● TASK DETAILS: Copy out each line of the material below that holds the string "kind".

● MATERIAL PROVIDED:
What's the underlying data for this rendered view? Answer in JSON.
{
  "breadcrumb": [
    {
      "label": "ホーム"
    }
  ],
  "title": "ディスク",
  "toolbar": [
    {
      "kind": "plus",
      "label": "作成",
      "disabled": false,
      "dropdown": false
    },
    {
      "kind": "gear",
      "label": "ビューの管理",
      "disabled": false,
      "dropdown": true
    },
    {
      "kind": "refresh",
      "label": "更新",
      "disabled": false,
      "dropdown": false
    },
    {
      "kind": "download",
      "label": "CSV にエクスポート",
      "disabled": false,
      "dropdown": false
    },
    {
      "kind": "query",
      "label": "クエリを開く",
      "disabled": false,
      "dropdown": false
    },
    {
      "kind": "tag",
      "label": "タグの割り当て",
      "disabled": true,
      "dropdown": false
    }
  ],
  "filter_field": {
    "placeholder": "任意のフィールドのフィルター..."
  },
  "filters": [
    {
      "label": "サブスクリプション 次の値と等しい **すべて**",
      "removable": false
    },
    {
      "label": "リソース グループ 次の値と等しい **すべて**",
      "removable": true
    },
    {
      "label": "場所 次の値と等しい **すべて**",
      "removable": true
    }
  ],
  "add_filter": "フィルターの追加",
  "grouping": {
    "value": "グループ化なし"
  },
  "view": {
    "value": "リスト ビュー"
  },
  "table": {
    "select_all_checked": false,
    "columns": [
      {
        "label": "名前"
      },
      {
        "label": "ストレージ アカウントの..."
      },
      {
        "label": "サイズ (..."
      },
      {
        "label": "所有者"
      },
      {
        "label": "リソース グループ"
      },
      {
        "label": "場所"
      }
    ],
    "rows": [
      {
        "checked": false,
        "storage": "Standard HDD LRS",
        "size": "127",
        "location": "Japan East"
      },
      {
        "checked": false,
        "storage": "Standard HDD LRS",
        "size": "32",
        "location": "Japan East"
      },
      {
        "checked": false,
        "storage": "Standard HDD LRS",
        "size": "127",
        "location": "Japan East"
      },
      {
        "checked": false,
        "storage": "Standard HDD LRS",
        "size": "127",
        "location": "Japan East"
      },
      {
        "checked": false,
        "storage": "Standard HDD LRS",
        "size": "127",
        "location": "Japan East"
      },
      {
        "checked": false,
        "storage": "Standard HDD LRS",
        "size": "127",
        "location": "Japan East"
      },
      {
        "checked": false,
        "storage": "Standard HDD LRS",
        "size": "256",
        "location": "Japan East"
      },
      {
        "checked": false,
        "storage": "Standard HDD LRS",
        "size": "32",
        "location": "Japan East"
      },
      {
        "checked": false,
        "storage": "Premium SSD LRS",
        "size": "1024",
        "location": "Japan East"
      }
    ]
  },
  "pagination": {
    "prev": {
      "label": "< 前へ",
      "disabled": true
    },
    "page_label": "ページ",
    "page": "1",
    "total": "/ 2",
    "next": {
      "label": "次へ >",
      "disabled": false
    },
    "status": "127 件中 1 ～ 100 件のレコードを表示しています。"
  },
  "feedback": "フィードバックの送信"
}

● YOUR SOLUTION:
      "kind": "plus",
      "kind": "gear",
      "kind": "refresh",
      "kind": "download",
      "kind": "query",
      "kind": "tag",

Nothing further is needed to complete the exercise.